TASK DESCRIPTION: The answer should be every line below, retyped exactly.

(Entries taken from a collection)
§ §
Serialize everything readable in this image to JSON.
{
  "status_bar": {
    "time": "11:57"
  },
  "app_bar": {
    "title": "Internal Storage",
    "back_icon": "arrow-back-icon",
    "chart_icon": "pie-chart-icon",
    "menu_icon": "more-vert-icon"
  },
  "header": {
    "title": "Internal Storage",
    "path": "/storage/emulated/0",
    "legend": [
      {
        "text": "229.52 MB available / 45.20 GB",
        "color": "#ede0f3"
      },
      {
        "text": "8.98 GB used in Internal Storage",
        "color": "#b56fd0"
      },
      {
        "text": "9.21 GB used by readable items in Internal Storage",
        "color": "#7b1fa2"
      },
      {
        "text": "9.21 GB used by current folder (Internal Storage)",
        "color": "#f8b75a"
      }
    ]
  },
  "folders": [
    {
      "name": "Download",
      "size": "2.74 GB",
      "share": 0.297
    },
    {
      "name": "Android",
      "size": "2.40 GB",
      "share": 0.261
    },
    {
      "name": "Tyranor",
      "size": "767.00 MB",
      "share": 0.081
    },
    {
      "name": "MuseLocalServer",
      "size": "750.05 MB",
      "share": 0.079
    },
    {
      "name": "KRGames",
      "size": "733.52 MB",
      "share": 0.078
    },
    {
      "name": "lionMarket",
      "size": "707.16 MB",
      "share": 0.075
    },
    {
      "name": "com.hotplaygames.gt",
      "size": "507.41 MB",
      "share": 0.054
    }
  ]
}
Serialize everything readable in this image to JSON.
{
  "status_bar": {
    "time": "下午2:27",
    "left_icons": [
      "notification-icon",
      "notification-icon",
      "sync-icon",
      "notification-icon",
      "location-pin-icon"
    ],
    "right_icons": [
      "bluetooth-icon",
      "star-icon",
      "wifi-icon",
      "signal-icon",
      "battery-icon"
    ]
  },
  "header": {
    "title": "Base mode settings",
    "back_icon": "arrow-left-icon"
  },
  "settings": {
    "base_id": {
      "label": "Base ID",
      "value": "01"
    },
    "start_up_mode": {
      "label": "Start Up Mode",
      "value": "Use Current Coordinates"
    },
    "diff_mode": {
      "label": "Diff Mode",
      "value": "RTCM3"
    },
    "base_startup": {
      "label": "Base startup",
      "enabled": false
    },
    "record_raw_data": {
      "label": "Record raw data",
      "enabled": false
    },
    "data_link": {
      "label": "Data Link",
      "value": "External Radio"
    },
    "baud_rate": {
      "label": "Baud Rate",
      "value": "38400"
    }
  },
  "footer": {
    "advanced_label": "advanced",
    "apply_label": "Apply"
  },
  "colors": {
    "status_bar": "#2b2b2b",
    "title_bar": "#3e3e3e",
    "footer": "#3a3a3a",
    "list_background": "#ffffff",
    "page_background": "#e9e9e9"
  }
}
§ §
TASK RESPONSE:
Serialize everything readable in this image to JSON.
{
  "status_bar": {
    "time": "11:57"
  },
  "app_bar": {
    "title": "Internal Storage",
    "back_icon": "arrow-back-icon",
    "chart_icon": "pie-chart-icon",
    "menu_icon": "more-vert-icon"
  },
  "header": {
    "title": "Internal Storage",
    "path": "/storage/emulated/0",
    "legend": [
      {
        "text": "229.52 MB available / 45.20 GB",
        "color": "#ede0f3"
      },
      {
        "text": "8.98 GB used in Internal Storage",
        "color": "#b56fd0"
      },
      {
        "text": "9.21 GB used by readable items in Internal Storage",
        "color": "#7b1fa2"
      },
      {
        "text": "9.21 GB used by current folder (Internal Storage)",
        "color": "#f8b75a"
      }
    ]
  },
  "folders": [
    {
      "name": "Download",
      "size": "2.74 GB",
      "share": 0.297
    },
    {
      "name": "Android",
      "size": "2.40 GB",
      "share": 0.261
    },
    {
      "name": "Tyranor",
      "size": "767.00 MB",
      "share": 0.081
    },
    {
      "name": "MuseLocalServer",
      "size": "750.05 MB",
      "share": 0.079
    },
    {
      "name": "KRGames",
      "size": "733.52 MB",
      "share": 0.078
    },
    {
      "name": "lionMarket",
      "size": "707.16 MB",
      "share": 0.075
    },
    {
      "name": "com.hotplaygames.gt",
      "size": "507.41 MB",
      "share": 0.054
    }
  ]
}
Serialize everything readable in this image to JSON.
{
  "status_bar": {
    "time": "下午2:27",
    "left_icons": [
      "notification-icon",
      "notification-icon",
      "sync-icon",
      "notification-icon",
      "location-pin-icon"
    ],
    "right_icons": [
      "bluetooth-icon",
      "star-icon",
      "wifi-icon",
      "signal-icon",
      "battery-icon"
    ]
  },
  "header": {
    "title": "Base mode settings",
    "back_icon": "arrow-left-icon"
  },
  "settings": {
    "base_id": {
      "label": "Base ID",
      "value": "01"
    },
    "start_up_mode": {
      "label": "Start Up Mode",
      "value": "Use Current Coordinates"
    },
    "diff_mode": {
      "label": "Diff Mode",
      "value": "RTCM3"
    },
    "base_startup": {
      "label": "Base startup",
      "enabled": false
    },
    "record_raw_data": {
      "label": "Record raw data",
      "enabled": false
    },
    "data_link": {
      "label": "Data Link",
      "value": "External Radio"
    },
    "baud_rate": {
      "label": "Baud Rate",
      "value": "38400"
    }
  },
  "footer": {
    "advanced_label": "advanced",
    "apply_label": "Apply"
  },
  "colors": {
    "status_bar": "#2b2b2b",
    "title_bar": "#3e3e3e",
    "footer": "#3a3a3a",
    "list_background": "#ffffff",
    "page_background": "#e9e9e9"
  }
}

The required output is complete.